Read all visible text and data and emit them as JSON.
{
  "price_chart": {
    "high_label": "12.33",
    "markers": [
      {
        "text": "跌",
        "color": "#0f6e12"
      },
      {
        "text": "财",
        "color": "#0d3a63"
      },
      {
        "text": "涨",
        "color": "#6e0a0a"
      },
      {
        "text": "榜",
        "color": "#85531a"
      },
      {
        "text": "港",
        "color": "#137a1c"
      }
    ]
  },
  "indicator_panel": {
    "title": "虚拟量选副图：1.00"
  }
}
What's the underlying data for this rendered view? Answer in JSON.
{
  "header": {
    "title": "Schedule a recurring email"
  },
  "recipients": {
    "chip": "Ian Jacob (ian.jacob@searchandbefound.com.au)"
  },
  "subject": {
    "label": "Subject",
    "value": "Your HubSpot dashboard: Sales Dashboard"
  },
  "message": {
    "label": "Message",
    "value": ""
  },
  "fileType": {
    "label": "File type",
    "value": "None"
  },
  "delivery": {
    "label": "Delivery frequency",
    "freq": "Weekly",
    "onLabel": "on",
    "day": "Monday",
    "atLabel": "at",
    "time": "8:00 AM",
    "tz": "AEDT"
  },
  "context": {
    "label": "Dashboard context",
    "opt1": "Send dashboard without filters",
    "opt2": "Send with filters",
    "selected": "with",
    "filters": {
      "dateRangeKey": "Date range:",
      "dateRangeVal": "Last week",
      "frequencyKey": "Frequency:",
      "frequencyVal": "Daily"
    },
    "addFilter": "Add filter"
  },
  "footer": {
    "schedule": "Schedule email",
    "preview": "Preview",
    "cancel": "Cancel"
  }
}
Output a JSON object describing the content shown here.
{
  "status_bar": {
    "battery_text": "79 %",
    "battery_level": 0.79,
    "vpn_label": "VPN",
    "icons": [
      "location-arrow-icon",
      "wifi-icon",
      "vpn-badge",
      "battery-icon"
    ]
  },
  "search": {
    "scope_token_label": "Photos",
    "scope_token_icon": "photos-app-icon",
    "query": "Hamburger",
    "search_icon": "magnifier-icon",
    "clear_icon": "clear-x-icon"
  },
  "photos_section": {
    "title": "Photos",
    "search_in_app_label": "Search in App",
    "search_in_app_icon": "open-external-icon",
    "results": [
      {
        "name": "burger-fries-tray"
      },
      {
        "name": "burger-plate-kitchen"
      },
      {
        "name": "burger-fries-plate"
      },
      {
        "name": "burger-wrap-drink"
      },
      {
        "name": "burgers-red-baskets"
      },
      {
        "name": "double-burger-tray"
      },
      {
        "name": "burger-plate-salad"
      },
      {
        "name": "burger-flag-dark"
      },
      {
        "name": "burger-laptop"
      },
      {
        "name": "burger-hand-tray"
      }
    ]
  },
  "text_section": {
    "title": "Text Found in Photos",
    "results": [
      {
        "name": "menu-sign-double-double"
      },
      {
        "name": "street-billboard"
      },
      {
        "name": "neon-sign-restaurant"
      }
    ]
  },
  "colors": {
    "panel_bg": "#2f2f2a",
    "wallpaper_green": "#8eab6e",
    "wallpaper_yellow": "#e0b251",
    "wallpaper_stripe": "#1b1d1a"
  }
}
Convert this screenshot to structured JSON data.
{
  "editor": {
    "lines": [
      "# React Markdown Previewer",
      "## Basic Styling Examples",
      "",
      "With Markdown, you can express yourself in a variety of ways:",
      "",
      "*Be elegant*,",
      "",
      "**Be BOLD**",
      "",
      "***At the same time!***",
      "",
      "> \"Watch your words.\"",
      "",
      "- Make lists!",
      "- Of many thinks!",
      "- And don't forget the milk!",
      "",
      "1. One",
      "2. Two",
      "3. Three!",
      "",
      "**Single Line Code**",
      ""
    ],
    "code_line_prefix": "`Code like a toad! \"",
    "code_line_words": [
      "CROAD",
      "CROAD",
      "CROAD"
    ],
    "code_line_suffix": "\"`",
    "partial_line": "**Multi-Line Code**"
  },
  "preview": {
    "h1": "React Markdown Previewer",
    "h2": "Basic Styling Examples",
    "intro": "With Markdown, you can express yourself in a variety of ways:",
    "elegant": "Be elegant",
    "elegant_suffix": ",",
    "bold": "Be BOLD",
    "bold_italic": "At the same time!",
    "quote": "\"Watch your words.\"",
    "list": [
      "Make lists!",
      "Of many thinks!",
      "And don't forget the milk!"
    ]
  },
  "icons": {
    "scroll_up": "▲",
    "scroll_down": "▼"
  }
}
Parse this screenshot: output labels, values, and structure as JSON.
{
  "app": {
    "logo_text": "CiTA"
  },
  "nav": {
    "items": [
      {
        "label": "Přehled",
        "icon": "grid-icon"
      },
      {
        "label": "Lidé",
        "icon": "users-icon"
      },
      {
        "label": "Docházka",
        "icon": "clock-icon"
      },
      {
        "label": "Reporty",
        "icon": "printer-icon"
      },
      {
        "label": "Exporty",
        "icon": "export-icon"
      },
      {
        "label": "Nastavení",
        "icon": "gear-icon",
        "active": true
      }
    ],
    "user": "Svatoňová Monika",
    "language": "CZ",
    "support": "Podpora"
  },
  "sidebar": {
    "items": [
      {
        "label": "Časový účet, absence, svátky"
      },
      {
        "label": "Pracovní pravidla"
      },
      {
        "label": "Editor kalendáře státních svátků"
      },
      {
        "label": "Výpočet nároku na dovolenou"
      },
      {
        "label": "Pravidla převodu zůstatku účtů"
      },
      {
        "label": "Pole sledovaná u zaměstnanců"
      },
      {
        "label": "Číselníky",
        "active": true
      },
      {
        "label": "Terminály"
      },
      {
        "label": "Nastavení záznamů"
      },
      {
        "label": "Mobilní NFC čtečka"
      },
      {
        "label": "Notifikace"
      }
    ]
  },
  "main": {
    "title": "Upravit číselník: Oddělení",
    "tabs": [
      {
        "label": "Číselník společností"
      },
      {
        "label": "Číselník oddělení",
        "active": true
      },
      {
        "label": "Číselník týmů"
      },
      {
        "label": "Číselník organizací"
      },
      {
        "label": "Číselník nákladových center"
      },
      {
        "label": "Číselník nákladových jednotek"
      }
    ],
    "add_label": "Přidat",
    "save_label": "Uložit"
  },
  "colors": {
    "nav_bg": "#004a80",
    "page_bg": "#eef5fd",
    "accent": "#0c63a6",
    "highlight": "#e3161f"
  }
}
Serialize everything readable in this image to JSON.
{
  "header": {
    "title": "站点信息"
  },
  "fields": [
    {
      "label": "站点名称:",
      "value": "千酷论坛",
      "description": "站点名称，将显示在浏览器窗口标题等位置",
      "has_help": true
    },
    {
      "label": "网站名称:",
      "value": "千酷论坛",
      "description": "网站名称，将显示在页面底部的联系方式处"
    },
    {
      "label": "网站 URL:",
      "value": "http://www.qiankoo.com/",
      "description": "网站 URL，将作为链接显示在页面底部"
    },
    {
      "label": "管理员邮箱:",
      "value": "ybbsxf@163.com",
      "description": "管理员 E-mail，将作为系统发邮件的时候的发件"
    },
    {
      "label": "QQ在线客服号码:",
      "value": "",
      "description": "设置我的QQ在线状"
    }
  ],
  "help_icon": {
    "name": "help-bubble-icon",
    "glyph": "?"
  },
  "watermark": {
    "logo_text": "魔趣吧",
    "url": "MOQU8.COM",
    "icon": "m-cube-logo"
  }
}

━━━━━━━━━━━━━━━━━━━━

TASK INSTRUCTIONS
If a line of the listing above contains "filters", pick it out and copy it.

TASK SOLUTION
    "opt1": "Send dashboard without filters",
    "opt2": "Send with filters",
    "filters": {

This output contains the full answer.